Paper money is becoming less and less common nowadays, with more people opting to use credit cards over cash. There are various criminal offenses involving credit card theft and fraud, and the penalties can be very harsh.
There are multiple crimes and offenses involved with credit card theft. You can be charged with a crime for using a stolen credit card or using someone’s stolen personal information to obtain a credit card. Making false applications for credit cards can also be criminally charged. The penalties for these offenses depend on the nature of the credit card theft. Depending on the value of the overall theft, you could face serious felony charges and penalties. There are also added consequences of having a fraud conviction on your record and being perceived as untrustworthy by potential employers.
If you are facing criminal charges related to credit card theft, call our Ogden theft defense lawyers for help right away. Schedule a free case evaluation with our team by calling Overson Law, PLLC at (801) 758-2287.
What is Credit Card Theft in Utah?
Credit card theft is more than simply stealing a credit card that does not belong to you. Credit card theft can involve using stolen credits cards, falsifying information to obtain credit cards, or selling or transferring stolen credit cards. The exact penalties for credit card theft crimes depend on how the offenses allegedly occurred and the value of any stolen goods or services. Our Provo theft defense lawyers can help you fight the charges and clear your good name.
Unlawful Use of a Credit Card
Under Utah Code § 76-6-506.2, a defendant can be charged with the unlawful use of a credit card. This often involves using a card that does not belong to you or was obtained through fraudulent means. The crime involves knowingly using a fake, altered, expired, or stolen credit card to obtain goods, services, or property.
You do not necessarily have to use a physical card to be charged with this offense. Using the information from the card, such as the credit card number or PIN, to obtain goods and services may suffice.
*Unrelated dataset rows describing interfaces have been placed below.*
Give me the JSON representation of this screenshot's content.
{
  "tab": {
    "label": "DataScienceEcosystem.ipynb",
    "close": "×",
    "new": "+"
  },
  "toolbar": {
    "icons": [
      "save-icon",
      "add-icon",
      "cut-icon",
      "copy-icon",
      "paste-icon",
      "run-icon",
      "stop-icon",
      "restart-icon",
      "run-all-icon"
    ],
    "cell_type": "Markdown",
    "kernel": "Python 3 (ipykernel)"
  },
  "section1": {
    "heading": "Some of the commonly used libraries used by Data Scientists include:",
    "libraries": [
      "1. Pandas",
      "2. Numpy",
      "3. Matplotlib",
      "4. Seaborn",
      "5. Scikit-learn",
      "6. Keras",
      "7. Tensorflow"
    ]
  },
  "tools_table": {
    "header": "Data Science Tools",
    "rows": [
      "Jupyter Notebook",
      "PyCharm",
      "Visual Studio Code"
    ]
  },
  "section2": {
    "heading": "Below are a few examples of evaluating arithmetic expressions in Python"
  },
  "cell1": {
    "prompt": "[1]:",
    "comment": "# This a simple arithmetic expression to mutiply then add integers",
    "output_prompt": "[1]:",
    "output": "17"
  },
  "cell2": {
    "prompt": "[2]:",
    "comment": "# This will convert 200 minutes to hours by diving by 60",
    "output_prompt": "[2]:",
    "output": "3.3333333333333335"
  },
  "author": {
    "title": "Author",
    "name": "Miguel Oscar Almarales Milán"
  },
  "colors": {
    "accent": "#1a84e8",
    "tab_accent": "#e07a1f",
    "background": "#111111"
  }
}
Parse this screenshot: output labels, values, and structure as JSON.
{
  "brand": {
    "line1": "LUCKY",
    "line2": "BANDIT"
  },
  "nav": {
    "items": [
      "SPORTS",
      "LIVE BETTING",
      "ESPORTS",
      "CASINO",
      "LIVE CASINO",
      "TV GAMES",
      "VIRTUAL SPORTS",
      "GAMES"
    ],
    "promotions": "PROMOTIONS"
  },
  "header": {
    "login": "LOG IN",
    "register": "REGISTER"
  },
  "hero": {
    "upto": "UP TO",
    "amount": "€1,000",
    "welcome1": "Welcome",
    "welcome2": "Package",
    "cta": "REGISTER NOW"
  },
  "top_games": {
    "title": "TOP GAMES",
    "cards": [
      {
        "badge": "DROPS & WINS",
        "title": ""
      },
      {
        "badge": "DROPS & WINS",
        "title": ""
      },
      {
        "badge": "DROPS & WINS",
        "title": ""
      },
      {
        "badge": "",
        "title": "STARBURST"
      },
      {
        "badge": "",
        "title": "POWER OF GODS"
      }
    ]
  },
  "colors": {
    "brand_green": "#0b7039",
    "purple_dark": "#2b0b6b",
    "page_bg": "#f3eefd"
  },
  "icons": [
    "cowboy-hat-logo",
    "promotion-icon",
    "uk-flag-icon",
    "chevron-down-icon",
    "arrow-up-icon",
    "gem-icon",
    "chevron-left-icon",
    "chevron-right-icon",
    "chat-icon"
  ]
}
For example, online purchases do not require a person have a physical credit card, and they can use the information from the card to complete the transaction.
The charges for this offense begin at Class B misdemeanors for stolen goods or services valued at less than $500. If the value of the stolen merchandise is at least $500 but less than $1,500, the charges are Class A misdemeanors. When the total value of the stolen goods is at least $1,500 but less than $5,000, the charges may be for third-degree felonies. Finally, second-degree felonies can be charged for credit card theft of at least $5,000.
False Applications for Credit Cards
Similar to the above crime and contained within the same statute is the crime of false applications for credit cards. This offense is not necessarily a theft crime but rather a fraud crime. The offense involves using false information to apply for lines of credit. For example, using a fake identity or stolen identity to apply for credit cards may fall under this statute.
This offense is charged in the same way as the offense above. The total value of the stolen goods or services involved in the offense determines the extent of the charges and penalties. You should speak with our South Jordan theft defense attorneys about how to fight or downgrade your charges.
Unlawful Acquisition, Possession, or Transfer of Credit Cards
According to Utah Code § 76-6-506.3, a person can be charged for acquiring a credit card without the card holder’s consent or unlawfully transferring credit cards. Under the law, it is a crime to knowingly obtain a credit card from someone else without their consent. Even if you did not take the card yourself, it is a crime to receive a stolen card. You can also be charged for selling or transferring stolen credit cards.
A person who possesses, sells, or transfers any information necessary for the use of at least 100 credit cards may be charged with a second-degree felony.
Penalties for Credit Card Theft in Utah
There are very serious penalties for credit card theft offenses. Many of these offenses can be charged as felonies and come with the possibility of years behind bars. Our West Valley City theft defense attorneys can go over the potential penalties in your case and develop effective defense strategies.
If you are convicted of a Class B misdemeanor for credit card theft or related offenses, you can be sentenced to up to 6 months in jail. If your charges are for Class A misdemeanors, you may face up to 364 days in jail.
Felony convictions are much more serious, and convicted defendants will go to state prison rather than county jail. For a third-degree felony, you may face no more than 5 years in prison. For a second-degree felony, you can be sentenced to at least 1 year and up to 15 years in prison.
It is important to note that many credit card offenses are charged alongside related crimes, and your overall sentence could be longer than the limits mentioned here.
Consequences of Fraud Convictions in Utah
There are other consequences for people convicted of fraud crimes in Utah. A criminal conviction is reflected on your record forever. Crimes of fraud may reflect especially poorly when you go to interview for jobs. A fraud conviction might make a potential employer think you cannot be trusted. In some fields, such as those where people are trusted with large amounts of money, fraud convictions might make you ineligible for certain jobs.
It is important to speak to an attorney about any credit card charges you might be facing. A conviction might cost you job opportunities in the future. Our Salt Lake City criminal defense attorneys can help you hopefully avoid a conviction and get your life back.
Call Our Utah Theft Defense Attorneys for Help
If you are facing charges related to credit card theft, our Orem criminal defense lawyers are prepared to assist you in any way they can. Call us for a free case review at Overson Law, PLLC at (801) 758-2287.